Write the number of lines in the material below that contain "What", with no other words.

[[ Source material open ]]

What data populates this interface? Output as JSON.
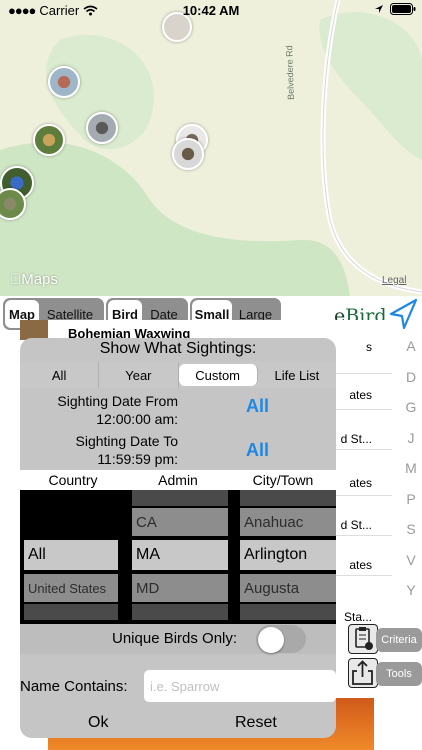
{
  "status": {
    "carrier": "Carrier",
    "time": "10:42 AM"
  },
  "map": {
    "road_label": "Belvedere Rd",
    "logo": "Maps",
    "legal": "Legal"
  },
  "map_type": {
    "options": [
      "Map",
      "Satellite"
    ],
    "selected": "Map"
  },
  "sort_by": {
    "options": [
      "Bird",
      "Date"
    ],
    "selected": "Bird"
  },
  "marker_size": {
    "options": [
      "Small",
      "Large"
    ],
    "selected": "Small"
  },
  "brand": {
    "logo_e": "e",
    "logo_bird": "Bird",
    "icon": "location-arrow-icon"
  },
  "list": {
    "visible_title": "Bohemian Waxwing",
    "rows": [
      "s",
      "ates",
      "d St...",
      "ates",
      "d St...",
      "ates",
      "Sta..."
    ]
  },
  "index_letters": [
    "A",
    "D",
    "G",
    "J",
    "M",
    "P",
    "S",
    "V",
    "Y"
  ],
  "panel": {
    "title": "Show What Sightings:",
    "tabs": [
      "All",
      "Year",
      "Custom",
      "Life List"
    ],
    "selected_tab": "Custom",
    "date_from_label_1": "Sighting Date From",
    "date_from_label_2": "12:00:00 am:",
    "date_from_value": "All",
    "date_to_label_1": "Sighting Date To",
    "date_to_label_2": "11:59:59 pm:",
    "date_to_value": "All",
    "picker_headers": [
      "Country",
      "Admin",
      "City/Town"
    ],
    "country": {
      "above": [],
      "selected": "All",
      "below": [
        "United States"
      ]
    },
    "admin": {
      "above": [
        "CA"
      ],
      "selected": "MA",
      "below": [
        "MD"
      ]
    },
    "city": {
      "above": [
        "Anahuac"
      ],
      "selected": "Arlington",
      "below": [
        "Augusta"
      ]
    },
    "unique_label": "Unique Birds Only:",
    "unique_on": false,
    "name_label": "Name Contains:",
    "name_value": "",
    "name_placeholder": "i.e. Sparrow",
    "ok_label": "Ok",
    "reset_label": "Reset"
  },
  "side": {
    "criteria_label": "Criteria",
    "tools_label": "Tools"
  },
  "colors": {
    "accent": "#1e88e5",
    "ebird_green": "#1a6b3a",
    "map_land": "#eef0dc",
    "map_park": "#cfe6c5"
  }
}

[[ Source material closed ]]

▶ _Answer_
2